Some, such as the UK's Telegraph and the New York Post, published photos of Charlie Hebdo's editor Stephane Charbonnier holding one of the offending front-page cartoons, but either cropped the photo or blurred part of the image. The Associated Press distributed no images that included the cartoons depicting the Prophet Muhammad, in keeping with its longstanding policy on offensive images. "We've taken the view that we don't want to publish hate speech or spectacles that offend, provoke or intimidate, or anything that desecrates religious symbols or angers people along religious or ethnic lines", said Santiago Lyon, a vice president of the AP and its director of photography, the Washington Post reported. "We don't feel that's useful." He said it was not a capitulation to terrorist threats, but a policy covering all creeds and situations. Later in the day it appeared the AP had also removed from distribution images of the controversial Andres Serrano artwork Piss Christ, after the conservative newspaper The Washington Examiner questioned the apparent double standard. The Washington Post quoted its own executive editor, Martin Baron, as saying the Post avoids publication of material "that is pointedly, deliberately, or needlessly offensive to members of religious groups" and would continue to apply those principles in the wake of the Paris atrocity. But the Post's editorial page, which operates with independent editorial management, decided to publish one of the cartoons in Thursday's editions. It has selected the front page published before Charlie Hebdowas firebombed in 2011, which declared the following week's edition would be guest-edited by the Prophet Muhammad, who was depicted, with the slogan "100 Lashes If You Don't Die Laughing". "I think seeing the cover will help readers understand what this is all about", said Fred Hiatt, The Post's editorial editor. The Sydney Morning Herald's news director, Judith Whelan, said she had decided not to run any of the cartoons depicting the Prophet, not for fear for the safety of staff but because it would offend a segment of the paper's readership. "I defend Charlie Hebdo's right to publish the cartoons, that does not mean we have to," she said. On Fox News commentators appeared throughout the day criticising censorship and self-censorship, though Fox aired none of the images. In fact none of the major American networks or cable channels were showing images of the cartoons in their coverage through the day after the shootings.
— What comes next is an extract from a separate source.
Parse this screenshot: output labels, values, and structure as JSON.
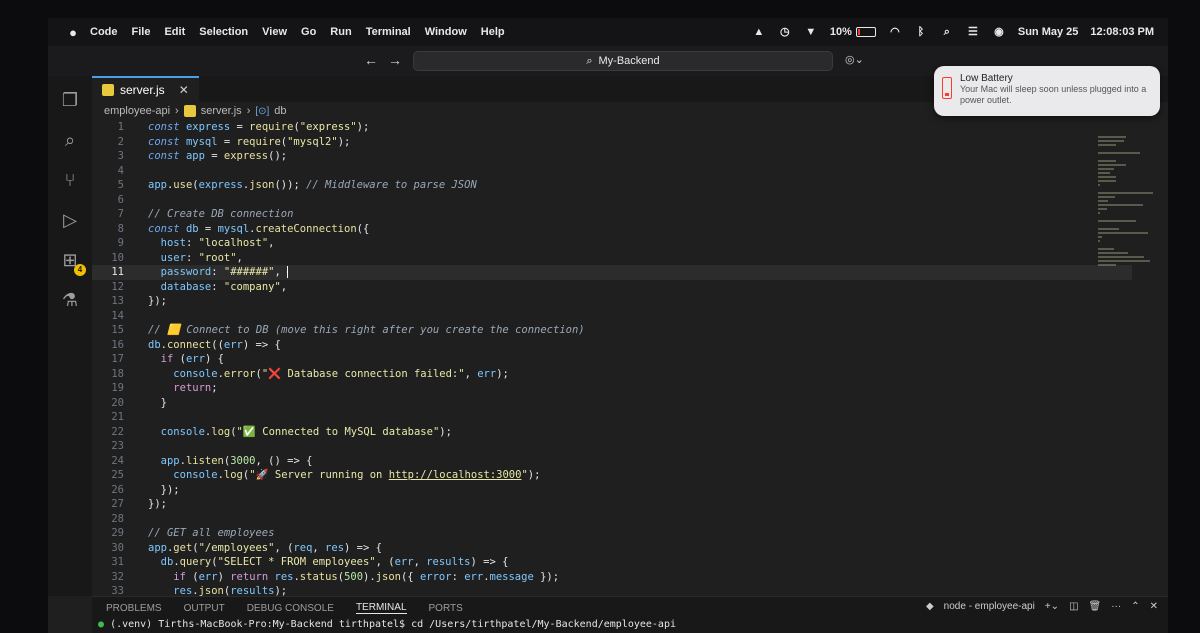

An NBC News spokesperson told Buzzfeed, "Our NBC News Group Standards team has sent guidance to NBC News, MSNBC, and CNBC not to show headlines or cartoons that could be viewed as insensitive or offensive". A CNN memo obtained by Politico said, "Although we are not at this time showing the Charlie Hebdo cartoons of the Prophet considered offensive by many Muslims, platforms are encouraged to verbally describe the cartoons in detail". It stated that photos of the cartoons held by demonstrators during protesters are "OK, if shot wide". On social media many people shared the images as an act of defiance. Buzzfeed and the Huffington Post published some of the offending cartoons, with the latter headlining its compilation of seven caricatures of Muhammad, "These Are the Charlie Hebdo Cartoons That Terrorists Thought Were Worth Killing Over". In the last of them Muhammad is depicted kneeling in the sand before a masked terrorist about to behead him with a knife under the heading "If the Prophet was resurrected". Muhammad is saying to the terrorist, "I am the Prophet, fool!". He replies, "Shut up, infidel".
Cover of The New Yorker (1-19-2015)
Charlie Hebdo First Cover After Terrorist Massacre (1-14-2015)
"Murderous attack at the headquarters of Charlie Hebdo."
"Cabu, Wolinski, Tignous, Charb
A death stupid and mean...
"Ducks will always fly higher than guns." (Ducks in French is also a slang term for newspaper.)
"Unstoppable Charlie Hebdo."
"My heart is with Charlie Hebdo."
"The world has become so serious that humor is a risky profession."
Can't sleep tonight, thoughts with my French cartooning colleagues,
their families and loved ones
"I am Charlie."
"Today, I am a press cartoonist. Today, I am a journalist. Today, I draw for Charlie Hebdo."
"Grab your weapons mates."
Francisco J. Olea
"No Freedom without freedom of press."
"Died for the freedom of expression."
Le Telegramme: Nono
Radical Intolerance vs. Freedom of Expression